Please set down each line of the data again, unchanged.

- Exercise data:
===
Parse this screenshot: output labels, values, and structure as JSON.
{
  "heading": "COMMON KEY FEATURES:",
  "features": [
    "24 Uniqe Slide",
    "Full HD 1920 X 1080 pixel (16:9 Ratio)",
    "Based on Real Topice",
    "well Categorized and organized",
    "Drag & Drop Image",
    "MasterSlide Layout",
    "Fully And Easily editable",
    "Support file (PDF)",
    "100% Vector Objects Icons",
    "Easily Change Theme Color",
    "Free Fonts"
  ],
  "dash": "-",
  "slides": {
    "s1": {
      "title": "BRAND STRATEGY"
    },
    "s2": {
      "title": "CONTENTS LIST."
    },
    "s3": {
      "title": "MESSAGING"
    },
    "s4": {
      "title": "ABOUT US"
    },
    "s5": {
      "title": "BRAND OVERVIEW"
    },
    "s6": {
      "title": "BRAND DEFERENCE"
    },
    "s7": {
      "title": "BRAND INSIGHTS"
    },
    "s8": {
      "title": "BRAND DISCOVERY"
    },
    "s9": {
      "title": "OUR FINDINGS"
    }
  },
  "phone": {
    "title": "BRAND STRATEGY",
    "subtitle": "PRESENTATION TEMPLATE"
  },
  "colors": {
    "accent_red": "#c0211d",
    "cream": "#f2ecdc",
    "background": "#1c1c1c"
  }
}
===
- Task output:
Parse this screenshot: output labels, values, and structure as JSON.
{
  "heading": "COMMON KEY FEATURES:",
  "features": [
    "24 Uniqe Slide",
    "Full HD 1920 X 1080 pixel (16:9 Ratio)",
    "Based on Real Topice",
    "well Categorized and organized",
    "Drag & Drop Image",
    "MasterSlide Layout",
    "Fully And Easily editable",
    "Support file (PDF)",
    "100% Vector Objects Icons",
    "Easily Change Theme Color",
    "Free Fonts"
  ],
  "dash": "-",
  "slides": {
    "s1": {
      "title": "BRAND STRATEGY"
    },
    "s2": {
      "title": "CONTENTS LIST."
    },
    "s3": {
      "title": "MESSAGING"
    },
    "s4": {
      "title": "ABOUT US"
    },
    "s5": {
      "title": "BRAND OVERVIEW"
    },
    "s6": {
      "title": "BRAND DEFERENCE"
    },
    "s7": {
      "title": "BRAND INSIGHTS"
    },
    "s8": {
      "title": "BRAND DISCOVERY"
    },
    "s9": {
      "title": "OUR FINDINGS"
    }
  },
  "phone": {
    "title": "BRAND STRATEGY",
    "subtitle": "PRESENTATION TEMPLATE"
  },
  "colors": {
    "accent_red": "#c0211d",
    "cream": "#f2ecdc",
    "background": "#1c1c1c"
  }
}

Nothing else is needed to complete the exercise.